- Task description: Wherever the string "kind" appears in the records, return the line that holds it.

** Opening Input records block **

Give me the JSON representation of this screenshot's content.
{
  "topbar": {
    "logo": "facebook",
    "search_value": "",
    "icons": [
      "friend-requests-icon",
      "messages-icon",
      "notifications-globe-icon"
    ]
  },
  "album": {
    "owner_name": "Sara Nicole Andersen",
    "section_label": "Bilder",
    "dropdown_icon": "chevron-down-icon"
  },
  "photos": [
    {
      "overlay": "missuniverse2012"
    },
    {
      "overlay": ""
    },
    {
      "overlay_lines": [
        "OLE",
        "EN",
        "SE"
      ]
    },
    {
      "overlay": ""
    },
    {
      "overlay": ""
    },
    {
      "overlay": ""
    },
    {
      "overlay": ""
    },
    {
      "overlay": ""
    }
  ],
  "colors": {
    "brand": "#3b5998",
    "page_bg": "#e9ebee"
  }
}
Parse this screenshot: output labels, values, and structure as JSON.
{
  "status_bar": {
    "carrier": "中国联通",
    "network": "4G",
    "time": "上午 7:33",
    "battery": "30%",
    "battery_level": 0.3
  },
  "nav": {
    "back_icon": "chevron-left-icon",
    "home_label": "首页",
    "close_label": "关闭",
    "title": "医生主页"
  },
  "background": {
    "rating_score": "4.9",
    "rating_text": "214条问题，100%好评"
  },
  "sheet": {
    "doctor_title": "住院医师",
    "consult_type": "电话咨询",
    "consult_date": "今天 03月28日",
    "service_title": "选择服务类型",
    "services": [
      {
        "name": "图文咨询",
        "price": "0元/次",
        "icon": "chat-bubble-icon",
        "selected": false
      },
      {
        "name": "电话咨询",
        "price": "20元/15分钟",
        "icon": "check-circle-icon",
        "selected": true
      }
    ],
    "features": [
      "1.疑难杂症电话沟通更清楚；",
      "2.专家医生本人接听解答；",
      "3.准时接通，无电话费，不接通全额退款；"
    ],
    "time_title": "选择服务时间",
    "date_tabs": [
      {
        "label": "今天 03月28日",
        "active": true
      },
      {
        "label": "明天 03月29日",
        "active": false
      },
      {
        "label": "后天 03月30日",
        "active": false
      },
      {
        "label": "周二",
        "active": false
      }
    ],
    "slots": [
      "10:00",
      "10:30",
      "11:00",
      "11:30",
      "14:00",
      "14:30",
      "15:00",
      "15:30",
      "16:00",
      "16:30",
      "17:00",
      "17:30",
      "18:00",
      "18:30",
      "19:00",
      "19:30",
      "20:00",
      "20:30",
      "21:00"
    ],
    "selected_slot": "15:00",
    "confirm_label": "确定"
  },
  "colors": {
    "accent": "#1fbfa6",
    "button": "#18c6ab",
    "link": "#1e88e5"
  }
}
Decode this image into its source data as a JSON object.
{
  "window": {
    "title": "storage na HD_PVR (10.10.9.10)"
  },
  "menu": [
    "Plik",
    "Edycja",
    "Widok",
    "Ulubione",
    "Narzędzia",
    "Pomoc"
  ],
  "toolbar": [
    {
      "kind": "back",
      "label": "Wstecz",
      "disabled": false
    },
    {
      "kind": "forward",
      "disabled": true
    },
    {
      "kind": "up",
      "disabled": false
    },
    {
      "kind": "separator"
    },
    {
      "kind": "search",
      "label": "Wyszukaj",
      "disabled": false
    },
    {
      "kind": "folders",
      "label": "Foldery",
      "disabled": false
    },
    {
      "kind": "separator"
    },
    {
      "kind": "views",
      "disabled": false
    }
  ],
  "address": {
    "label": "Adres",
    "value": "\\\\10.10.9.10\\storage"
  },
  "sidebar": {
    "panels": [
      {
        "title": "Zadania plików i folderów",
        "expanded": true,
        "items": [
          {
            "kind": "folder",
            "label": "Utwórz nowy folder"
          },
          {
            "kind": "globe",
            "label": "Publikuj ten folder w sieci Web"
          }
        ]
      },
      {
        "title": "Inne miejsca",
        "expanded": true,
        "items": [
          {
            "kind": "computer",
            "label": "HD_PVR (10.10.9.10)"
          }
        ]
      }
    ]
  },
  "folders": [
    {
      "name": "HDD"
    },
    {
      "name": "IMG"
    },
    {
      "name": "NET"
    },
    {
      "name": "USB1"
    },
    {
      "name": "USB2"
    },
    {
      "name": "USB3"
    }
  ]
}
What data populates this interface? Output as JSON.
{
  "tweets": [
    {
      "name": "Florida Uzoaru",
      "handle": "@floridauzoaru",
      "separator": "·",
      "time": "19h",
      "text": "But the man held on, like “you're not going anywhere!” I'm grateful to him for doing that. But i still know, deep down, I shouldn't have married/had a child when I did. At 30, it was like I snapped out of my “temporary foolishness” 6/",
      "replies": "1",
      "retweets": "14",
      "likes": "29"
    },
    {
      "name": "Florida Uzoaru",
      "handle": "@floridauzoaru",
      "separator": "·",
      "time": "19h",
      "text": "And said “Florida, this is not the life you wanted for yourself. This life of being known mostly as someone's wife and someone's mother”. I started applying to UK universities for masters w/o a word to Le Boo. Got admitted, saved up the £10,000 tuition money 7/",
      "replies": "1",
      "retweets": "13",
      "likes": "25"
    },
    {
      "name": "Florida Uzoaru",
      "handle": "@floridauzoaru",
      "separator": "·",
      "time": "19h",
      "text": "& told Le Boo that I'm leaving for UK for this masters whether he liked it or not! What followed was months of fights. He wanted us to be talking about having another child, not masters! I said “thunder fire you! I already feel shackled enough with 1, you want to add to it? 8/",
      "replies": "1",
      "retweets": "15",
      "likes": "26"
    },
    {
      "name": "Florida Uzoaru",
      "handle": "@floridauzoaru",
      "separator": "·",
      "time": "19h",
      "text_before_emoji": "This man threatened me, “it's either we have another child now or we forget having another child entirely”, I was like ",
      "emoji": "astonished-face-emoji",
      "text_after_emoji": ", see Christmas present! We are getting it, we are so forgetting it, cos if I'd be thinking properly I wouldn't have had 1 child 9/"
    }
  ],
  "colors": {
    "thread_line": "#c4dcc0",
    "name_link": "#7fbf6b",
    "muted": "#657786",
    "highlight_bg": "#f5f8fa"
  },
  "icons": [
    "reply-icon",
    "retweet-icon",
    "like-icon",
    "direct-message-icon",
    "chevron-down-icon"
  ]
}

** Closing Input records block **

- Solution for this problem:
      "kind": "back",
      "kind": "forward",
      "kind": "up",
      "kind": "separator"
      "kind": "search",
      "kind": "folders",
      "kind": "separator"
      "kind": "views",
            "kind": "folder",
            "kind": "globe",
            "kind": "computer",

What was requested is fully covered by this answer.